=== Your instructions ===
Counting every line in the entries below where the word "ИГТУ" occurs, report how many there are. Give only that number.
[Opening Source data section]
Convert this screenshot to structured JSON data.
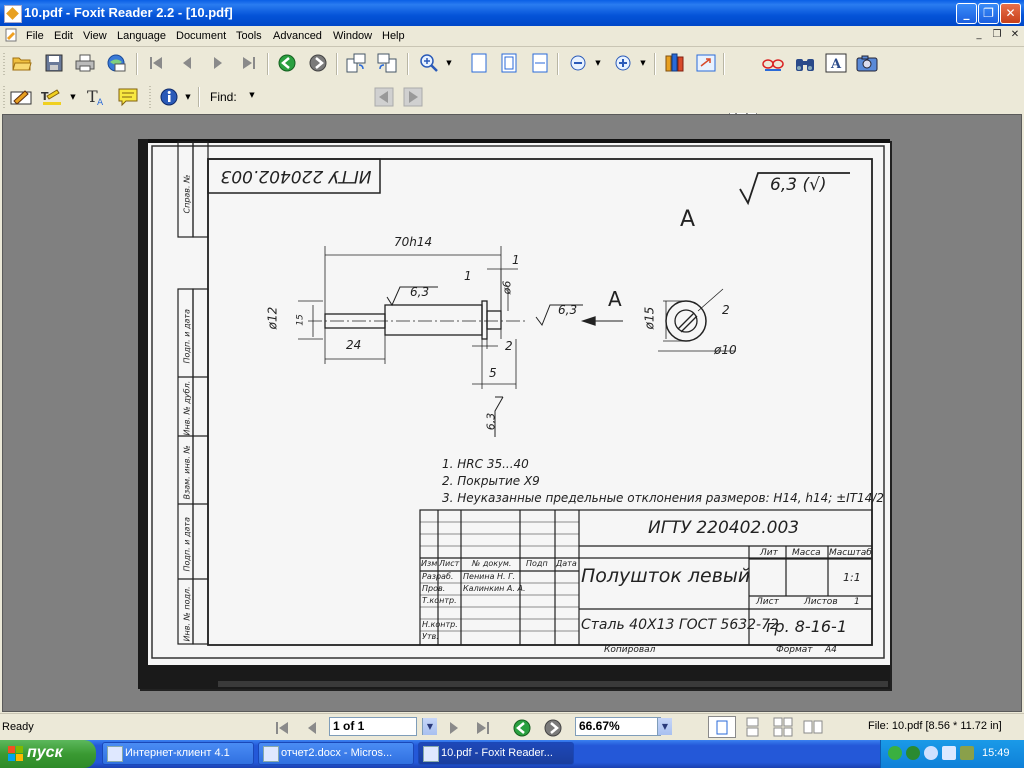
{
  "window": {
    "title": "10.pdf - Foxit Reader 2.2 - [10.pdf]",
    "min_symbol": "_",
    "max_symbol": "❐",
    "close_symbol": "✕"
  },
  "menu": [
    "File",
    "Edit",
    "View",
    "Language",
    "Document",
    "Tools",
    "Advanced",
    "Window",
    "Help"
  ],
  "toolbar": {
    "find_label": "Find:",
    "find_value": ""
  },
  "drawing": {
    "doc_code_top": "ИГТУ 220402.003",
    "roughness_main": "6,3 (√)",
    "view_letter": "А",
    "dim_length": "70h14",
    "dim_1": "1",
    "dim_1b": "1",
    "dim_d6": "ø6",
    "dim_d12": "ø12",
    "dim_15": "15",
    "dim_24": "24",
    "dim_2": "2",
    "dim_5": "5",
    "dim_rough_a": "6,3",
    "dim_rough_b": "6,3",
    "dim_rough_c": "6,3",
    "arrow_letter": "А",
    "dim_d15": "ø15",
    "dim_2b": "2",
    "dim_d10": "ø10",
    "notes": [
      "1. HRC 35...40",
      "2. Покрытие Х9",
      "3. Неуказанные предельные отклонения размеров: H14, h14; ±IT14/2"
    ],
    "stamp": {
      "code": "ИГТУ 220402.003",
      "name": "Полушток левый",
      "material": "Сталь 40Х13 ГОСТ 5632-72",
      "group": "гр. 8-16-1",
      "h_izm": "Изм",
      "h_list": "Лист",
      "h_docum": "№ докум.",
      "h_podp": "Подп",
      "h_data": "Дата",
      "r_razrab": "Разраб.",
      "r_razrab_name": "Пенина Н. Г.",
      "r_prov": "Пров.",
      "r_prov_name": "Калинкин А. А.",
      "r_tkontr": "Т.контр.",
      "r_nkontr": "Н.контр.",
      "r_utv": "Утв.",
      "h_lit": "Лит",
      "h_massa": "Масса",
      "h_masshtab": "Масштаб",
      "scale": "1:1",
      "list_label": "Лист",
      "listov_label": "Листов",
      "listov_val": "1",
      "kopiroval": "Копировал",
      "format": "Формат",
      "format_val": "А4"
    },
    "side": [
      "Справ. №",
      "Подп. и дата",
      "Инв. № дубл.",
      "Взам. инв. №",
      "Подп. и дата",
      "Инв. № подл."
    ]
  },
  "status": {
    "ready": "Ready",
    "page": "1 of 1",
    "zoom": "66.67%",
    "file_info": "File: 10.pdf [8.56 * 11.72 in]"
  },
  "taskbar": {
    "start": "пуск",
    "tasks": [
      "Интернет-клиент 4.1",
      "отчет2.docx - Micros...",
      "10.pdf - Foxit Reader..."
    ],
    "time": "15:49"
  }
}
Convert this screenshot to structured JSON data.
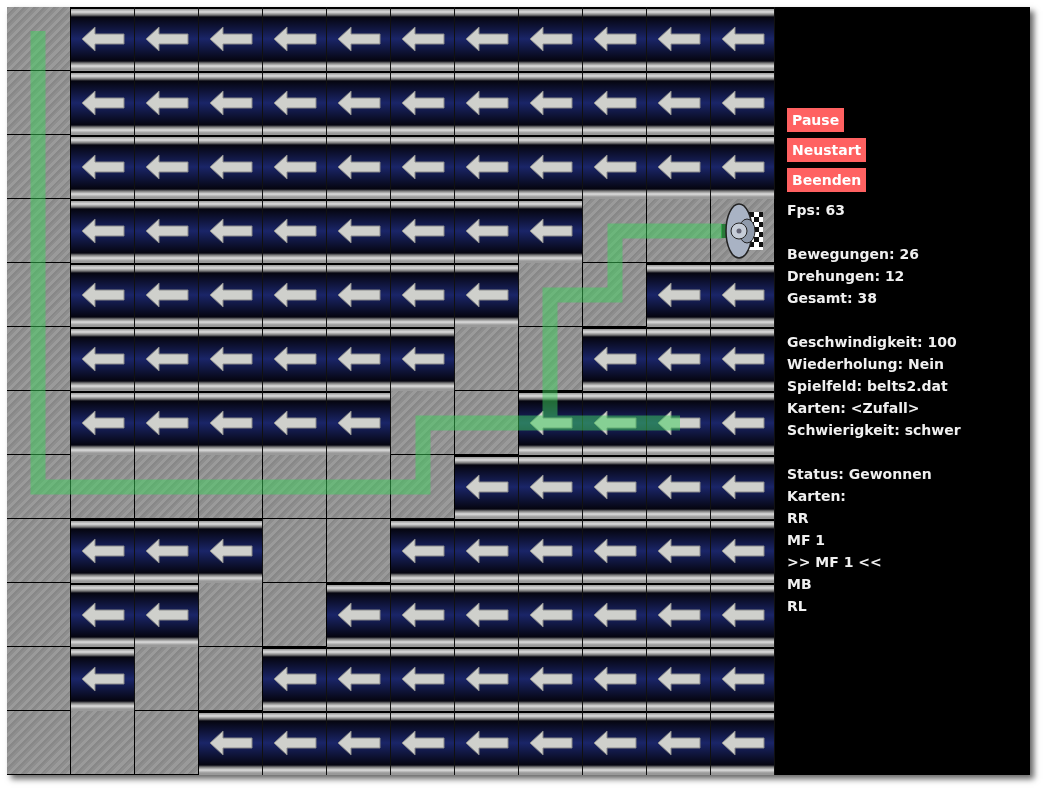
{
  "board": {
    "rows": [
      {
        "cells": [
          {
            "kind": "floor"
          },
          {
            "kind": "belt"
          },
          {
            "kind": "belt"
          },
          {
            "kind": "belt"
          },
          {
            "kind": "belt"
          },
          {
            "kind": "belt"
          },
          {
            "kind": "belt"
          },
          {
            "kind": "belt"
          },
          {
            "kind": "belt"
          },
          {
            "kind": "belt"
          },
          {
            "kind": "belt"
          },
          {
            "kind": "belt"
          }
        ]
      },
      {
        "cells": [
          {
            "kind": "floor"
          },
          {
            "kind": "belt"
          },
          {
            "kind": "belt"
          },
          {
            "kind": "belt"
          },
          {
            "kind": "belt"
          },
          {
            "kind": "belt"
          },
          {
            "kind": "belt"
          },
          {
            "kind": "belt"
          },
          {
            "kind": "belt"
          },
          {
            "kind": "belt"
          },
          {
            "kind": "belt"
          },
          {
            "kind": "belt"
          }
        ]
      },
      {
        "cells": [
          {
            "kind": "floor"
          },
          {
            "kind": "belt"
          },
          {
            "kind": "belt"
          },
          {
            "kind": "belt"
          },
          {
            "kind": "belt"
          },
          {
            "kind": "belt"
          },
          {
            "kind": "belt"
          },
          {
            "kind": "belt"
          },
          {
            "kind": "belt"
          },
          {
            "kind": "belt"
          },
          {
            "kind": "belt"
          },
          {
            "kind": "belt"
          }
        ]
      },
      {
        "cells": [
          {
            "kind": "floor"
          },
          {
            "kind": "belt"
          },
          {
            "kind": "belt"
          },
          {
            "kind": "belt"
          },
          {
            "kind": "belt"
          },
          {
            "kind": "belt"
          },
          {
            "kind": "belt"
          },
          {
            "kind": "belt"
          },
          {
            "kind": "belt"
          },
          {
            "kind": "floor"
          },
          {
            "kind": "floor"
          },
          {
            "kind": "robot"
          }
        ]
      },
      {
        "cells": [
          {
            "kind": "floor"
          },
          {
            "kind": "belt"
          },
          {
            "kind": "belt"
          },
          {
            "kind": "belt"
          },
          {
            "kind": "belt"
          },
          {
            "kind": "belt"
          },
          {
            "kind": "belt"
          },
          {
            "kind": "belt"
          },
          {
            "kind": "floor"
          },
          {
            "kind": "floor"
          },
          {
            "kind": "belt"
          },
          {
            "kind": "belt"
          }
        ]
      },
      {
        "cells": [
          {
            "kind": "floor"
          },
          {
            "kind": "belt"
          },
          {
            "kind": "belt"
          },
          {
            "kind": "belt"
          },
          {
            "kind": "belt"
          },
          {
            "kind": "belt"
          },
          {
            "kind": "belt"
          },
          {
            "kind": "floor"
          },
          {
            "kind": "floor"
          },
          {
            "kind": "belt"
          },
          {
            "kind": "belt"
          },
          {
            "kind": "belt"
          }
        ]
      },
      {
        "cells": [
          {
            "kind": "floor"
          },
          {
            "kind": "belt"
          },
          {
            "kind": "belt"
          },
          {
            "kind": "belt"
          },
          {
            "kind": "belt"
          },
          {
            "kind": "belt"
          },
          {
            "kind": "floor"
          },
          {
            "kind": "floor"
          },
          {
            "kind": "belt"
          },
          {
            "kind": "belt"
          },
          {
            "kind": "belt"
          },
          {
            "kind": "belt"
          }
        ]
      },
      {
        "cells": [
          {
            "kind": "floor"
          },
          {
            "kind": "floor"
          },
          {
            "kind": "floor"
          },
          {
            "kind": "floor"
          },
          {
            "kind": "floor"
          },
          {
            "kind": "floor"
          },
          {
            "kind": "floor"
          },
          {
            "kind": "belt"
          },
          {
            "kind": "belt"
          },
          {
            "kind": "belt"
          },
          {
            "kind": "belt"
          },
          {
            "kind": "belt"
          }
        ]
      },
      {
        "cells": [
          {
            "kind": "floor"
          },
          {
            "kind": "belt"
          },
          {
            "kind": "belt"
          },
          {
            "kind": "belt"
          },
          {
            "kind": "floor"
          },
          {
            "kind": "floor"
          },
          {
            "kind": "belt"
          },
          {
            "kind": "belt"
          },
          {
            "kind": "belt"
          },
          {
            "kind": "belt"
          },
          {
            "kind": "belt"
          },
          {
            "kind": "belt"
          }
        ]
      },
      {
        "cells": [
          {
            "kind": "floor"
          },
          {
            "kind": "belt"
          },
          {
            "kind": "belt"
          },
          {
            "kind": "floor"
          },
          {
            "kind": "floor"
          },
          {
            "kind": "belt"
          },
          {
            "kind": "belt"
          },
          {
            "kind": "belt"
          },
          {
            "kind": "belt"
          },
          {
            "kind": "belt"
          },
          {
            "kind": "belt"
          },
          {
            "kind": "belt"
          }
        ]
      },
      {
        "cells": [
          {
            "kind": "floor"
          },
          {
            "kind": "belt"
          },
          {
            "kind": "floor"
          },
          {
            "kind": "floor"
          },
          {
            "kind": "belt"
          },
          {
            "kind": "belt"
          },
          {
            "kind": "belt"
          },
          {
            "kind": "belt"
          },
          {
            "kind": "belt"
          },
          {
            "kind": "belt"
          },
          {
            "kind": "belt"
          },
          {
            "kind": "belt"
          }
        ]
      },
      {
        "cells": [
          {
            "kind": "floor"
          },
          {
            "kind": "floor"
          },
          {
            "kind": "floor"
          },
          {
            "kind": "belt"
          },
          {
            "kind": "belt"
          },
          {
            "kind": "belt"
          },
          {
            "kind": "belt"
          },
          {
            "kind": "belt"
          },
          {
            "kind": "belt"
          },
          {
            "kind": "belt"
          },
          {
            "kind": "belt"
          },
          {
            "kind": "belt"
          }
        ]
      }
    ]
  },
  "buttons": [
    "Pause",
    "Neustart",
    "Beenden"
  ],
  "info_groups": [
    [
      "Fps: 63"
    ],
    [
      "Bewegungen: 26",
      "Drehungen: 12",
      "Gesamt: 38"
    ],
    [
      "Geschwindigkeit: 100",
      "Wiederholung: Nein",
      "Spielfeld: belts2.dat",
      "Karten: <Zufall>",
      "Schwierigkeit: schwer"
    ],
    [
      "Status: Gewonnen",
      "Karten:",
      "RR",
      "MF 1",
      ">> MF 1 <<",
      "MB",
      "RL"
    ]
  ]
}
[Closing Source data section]
=== Exercise result ===
2